YOUR OBJECTIVE
Please return each of the entries that follow, unchanged in every word.
===
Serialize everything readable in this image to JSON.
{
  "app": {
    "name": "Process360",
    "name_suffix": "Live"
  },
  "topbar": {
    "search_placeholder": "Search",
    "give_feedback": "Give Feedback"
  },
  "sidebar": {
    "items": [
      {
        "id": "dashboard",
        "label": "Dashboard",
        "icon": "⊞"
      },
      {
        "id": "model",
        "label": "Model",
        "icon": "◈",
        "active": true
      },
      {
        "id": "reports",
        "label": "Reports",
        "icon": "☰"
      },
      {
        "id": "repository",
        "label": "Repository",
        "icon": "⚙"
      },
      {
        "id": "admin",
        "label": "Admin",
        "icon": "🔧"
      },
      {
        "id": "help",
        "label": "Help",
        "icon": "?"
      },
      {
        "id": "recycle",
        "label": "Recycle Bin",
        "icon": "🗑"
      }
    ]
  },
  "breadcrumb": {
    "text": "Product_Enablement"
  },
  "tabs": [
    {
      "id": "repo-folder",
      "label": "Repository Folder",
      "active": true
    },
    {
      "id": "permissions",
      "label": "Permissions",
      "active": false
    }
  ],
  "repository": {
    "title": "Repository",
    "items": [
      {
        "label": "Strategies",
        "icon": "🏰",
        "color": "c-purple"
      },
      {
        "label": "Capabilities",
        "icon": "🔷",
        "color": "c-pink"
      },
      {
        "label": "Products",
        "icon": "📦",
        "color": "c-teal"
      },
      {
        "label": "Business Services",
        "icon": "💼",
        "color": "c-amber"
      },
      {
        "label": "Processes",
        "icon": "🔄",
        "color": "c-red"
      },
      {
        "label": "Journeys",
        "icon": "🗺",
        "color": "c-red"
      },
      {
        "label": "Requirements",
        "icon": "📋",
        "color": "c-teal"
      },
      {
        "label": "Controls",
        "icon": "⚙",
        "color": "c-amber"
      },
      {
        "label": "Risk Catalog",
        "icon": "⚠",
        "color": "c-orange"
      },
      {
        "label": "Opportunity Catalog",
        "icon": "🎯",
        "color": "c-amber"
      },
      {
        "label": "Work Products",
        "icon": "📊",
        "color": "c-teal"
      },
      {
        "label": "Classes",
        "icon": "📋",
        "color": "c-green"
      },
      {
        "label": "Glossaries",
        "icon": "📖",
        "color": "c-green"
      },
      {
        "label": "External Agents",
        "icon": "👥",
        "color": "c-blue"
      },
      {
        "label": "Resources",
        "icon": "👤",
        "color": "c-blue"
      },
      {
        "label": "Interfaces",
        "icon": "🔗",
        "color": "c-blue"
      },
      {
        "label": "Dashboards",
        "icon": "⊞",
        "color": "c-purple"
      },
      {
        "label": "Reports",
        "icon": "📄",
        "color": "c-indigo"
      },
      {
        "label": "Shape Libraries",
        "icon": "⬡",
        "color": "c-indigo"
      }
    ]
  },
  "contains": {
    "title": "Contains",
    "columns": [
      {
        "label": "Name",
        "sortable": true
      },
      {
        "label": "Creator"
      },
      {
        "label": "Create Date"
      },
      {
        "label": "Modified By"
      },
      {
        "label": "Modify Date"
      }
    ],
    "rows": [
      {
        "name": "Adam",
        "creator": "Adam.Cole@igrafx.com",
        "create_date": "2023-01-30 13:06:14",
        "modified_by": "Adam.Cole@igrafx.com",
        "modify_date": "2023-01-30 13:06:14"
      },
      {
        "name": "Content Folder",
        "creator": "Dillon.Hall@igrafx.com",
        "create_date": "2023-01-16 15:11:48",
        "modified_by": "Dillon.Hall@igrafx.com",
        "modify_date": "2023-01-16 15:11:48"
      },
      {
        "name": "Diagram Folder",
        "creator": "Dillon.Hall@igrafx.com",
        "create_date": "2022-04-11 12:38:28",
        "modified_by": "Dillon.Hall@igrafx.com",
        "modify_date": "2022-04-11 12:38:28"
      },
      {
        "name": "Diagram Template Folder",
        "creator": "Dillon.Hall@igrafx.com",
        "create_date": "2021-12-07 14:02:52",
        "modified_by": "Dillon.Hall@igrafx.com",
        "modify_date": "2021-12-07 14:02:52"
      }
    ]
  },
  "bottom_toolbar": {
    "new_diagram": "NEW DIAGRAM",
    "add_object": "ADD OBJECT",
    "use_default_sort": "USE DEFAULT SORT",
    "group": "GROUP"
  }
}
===
EXERCISE RESULT
Serialize everything readable in this image to JSON.
{
  "app": {
    "name": "Process360",
    "name_suffix": "Live"
  },
  "topbar": {
    "search_placeholder": "Search",
    "give_feedback": "Give Feedback"
  },
  "sidebar": {
    "items": [
      {
        "id": "dashboard",
        "label": "Dashboard",
        "icon": "⊞"
      },
      {
        "id": "model",
        "label": "Model",
        "icon": "◈",
        "active": true
      },
      {
        "id": "reports",
        "label": "Reports",
        "icon": "☰"
      },
      {
        "id": "repository",
        "label": "Repository",
        "icon": "⚙"
      },
      {
        "id": "admin",
        "label": "Admin",
        "icon": "🔧"
      },
      {
        "id": "help",
        "label": "Help",
        "icon": "?"
      },
      {
        "id": "recycle",
        "label": "Recycle Bin",
        "icon": "🗑"
      }
    ]
  },
  "breadcrumb": {
    "text": "Product_Enablement"
  },
  "tabs": [
    {
      "id": "repo-folder",
      "label": "Repository Folder",
      "active": true
    },
    {
      "id": "permissions",
      "label": "Permissions",
      "active": false
    }
  ],
  "repository": {
    "title": "Repository",
    "items": [
      {
        "label": "Strategies",
        "icon": "🏰",
        "color": "c-purple"
      },
      {
        "label": "Capabilities",
        "icon": "🔷",
        "color": "c-pink"
      },
      {
        "label": "Products",
        "icon": "📦",
        "color": "c-teal"
      },
      {
        "label": "Business Services",
        "icon": "💼",
        "color": "c-amber"
      },
      {
        "label": "Processes",
        "icon": "🔄",
        "color": "c-red"
      },
      {
        "label": "Journeys",
        "icon": "🗺",
        "color": "c-red"
      },
      {
        "label": "Requirements",
        "icon": "📋",
        "color": "c-teal"
      },
      {
        "label": "Controls",
        "icon": "⚙",
        "color": "c-amber"
      },
      {
        "label": "Risk Catalog",
        "icon": "⚠",
        "color": "c-orange"
      },
      {
        "label": "Opportunity Catalog",
        "icon": "🎯",
        "color": "c-amber"
      },
      {
        "label": "Work Products",
        "icon": "📊",
        "color": "c-teal"
      },
      {
        "label": "Classes",
        "icon": "📋",
        "color": "c-green"
      },
      {
        "label": "Glossaries",
        "icon": "📖",
        "color": "c-green"
      },
      {
        "label": "External Agents",
        "icon": "👥",
        "color": "c-blue"
      },
      {
        "label": "Resources",
        "icon": "👤",
        "color": "c-blue"
      },
      {
        "label": "Interfaces",
        "icon": "🔗",
        "color": "c-blue"
      },
      {
        "label": "Dashboards",
        "icon": "⊞",
        "color": "c-purple"
      },
      {
        "label": "Reports",
        "icon": "📄",
        "color": "c-indigo"
      },
      {
        "label": "Shape Libraries",
        "icon": "⬡",
        "color": "c-indigo"
      }
    ]
  },
  "contains": {
    "title": "Contains",
    "columns": [
      {
        "label": "Name",
        "sortable": true
      },
      {
        "label": "Creator"
      },
      {
        "label": "Create Date"
      },
      {
        "label": "Modified By"
      },
      {
        "label": "Modify Date"
      }
    ],
    "rows": [
      {
        "name": "Adam",
        "creator": "Adam.Cole@igrafx.com",
        "create_date": "2023-01-30 13:06:14",
        "modified_by": "Adam.Cole@igrafx.com",
        "modify_date": "2023-01-30 13:06:14"
      },
      {
        "name": "Content Folder",
        "creator": "Dillon.Hall@igrafx.com",
        "create_date": "2023-01-16 15:11:48",
        "modified_by": "Dillon.Hall@igrafx.com",
        "modify_date": "2023-01-16 15:11:48"
      },
      {
        "name": "Diagram Folder",
        "creator": "Dillon.Hall@igrafx.com",
        "create_date": "2022-04-11 12:38:28",
        "modified_by": "Dillon.Hall@igrafx.com",
        "modify_date": "2022-04-11 12:38:28"
      },
      {
        "name": "Diagram Template Folder",
        "creator": "Dillon.Hall@igrafx.com",
        "create_date": "2021-12-07 14:02:52",
        "modified_by": "Dillon.Hall@igrafx.com",
        "modify_date": "2021-12-07 14:02:52"
      }
    ]
  },
  "bottom_toolbar": {
    "new_diagram": "NEW DIAGRAM",
    "add_object": "ADD OBJECT",
    "use_default_sort": "USE DEFAULT SORT",
    "group": "GROUP"
  }
}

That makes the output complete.